The PYD control of al-Yarubiya/Til Koçer could open up a much needed door to the outside world through Baghdad and help neutralize the embargo on the Syrian Kurds imposed by KRG President Massoud Barzani in May 2013. The Barzani blockade was prompted by the PYD’s arrest of 74 Kurdish peshmerga trying to cross back into Syria from the KRG and is part of the Barzani’s on-going efforts to exert control over the Syrian Kurds. The peshmerga, arrested and returned to the KRG, were affiliated with the pro-Barzani KDP-S and they received military training from the KDP to return to Syria and help challenge the rising power of the PKK-supported PYD.

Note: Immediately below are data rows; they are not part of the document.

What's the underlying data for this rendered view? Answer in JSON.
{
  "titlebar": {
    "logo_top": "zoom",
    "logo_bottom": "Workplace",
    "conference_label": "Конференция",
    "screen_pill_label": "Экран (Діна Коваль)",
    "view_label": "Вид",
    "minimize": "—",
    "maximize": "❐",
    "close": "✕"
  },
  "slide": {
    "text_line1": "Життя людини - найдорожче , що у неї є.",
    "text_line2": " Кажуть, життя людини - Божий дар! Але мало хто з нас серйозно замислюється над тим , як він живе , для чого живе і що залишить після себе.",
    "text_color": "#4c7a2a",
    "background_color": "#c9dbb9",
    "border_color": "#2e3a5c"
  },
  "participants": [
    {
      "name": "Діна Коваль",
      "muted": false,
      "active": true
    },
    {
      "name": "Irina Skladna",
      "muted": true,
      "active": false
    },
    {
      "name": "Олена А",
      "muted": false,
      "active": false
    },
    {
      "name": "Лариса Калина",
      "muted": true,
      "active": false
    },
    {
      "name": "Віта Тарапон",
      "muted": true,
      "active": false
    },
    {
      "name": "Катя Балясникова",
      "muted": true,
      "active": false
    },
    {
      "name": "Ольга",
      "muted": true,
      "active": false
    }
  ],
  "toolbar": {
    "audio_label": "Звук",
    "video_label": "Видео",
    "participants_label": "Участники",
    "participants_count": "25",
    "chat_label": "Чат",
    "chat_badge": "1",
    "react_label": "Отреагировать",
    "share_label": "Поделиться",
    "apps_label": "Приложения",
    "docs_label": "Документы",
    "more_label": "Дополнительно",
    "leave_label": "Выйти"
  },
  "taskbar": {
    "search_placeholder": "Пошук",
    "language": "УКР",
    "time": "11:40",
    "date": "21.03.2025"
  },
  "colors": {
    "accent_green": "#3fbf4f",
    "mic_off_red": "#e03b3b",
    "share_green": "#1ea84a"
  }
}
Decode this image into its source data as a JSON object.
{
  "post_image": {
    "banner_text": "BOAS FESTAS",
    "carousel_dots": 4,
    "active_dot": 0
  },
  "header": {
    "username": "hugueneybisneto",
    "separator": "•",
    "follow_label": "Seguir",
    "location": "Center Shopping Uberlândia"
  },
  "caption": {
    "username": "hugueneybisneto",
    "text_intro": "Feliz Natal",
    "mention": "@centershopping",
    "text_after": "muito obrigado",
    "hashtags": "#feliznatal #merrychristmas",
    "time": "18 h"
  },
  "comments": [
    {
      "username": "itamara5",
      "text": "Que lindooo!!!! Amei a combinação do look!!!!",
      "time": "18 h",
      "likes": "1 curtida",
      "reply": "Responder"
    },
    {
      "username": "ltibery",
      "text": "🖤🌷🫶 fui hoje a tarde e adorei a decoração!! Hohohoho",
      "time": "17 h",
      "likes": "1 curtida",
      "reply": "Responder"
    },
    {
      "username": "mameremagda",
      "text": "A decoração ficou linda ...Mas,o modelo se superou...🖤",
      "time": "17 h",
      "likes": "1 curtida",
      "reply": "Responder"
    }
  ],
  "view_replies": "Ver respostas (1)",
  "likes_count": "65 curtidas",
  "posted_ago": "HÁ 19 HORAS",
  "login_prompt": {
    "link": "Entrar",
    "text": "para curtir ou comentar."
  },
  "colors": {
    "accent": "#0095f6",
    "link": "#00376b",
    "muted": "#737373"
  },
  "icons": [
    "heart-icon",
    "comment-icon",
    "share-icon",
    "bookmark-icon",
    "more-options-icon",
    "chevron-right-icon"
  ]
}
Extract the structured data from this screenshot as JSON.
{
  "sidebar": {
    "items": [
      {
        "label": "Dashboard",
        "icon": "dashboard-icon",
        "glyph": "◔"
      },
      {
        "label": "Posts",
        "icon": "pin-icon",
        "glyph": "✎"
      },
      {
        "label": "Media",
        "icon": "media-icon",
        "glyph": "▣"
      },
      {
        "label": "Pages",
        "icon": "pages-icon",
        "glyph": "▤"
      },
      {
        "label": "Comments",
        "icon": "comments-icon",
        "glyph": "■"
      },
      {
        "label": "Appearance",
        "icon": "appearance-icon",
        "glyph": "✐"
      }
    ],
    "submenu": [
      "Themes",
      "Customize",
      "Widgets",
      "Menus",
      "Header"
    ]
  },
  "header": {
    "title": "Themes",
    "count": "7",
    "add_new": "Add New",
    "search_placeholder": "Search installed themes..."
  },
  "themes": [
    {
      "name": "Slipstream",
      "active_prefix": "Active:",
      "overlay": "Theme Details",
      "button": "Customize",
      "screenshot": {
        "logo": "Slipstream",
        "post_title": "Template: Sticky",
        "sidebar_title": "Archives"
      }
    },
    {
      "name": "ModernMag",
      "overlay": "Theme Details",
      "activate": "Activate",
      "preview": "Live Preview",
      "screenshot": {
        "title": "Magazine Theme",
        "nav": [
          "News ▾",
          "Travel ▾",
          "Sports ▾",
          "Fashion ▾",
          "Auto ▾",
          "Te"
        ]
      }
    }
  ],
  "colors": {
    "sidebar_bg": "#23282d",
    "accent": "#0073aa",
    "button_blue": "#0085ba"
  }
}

Increased cooperation between the PYD and Baghdad against the ISIS could also turn the heat up on Turkey and KRG whose regional policies have had the effect of enabling jihadists in an attempt to do anything to undermine Assad and the PYD. But the group has emerged as the primary force contesting jihadist control over the north and Syrian Kurds of all stripes have begun to see it that way. The recent death of PYD leader Salih Muslim’s son while battling jihadists along the Turkish border further elevated his standing among Kurds and prompted strong criticism of Barzani’s refusals to permit Muslim to transit the KRG following his son’s funeral. After waiting for 6 days to cross into the KRG, Muslim eventually left for Europe through Baghdad—perhaps a sign of the times.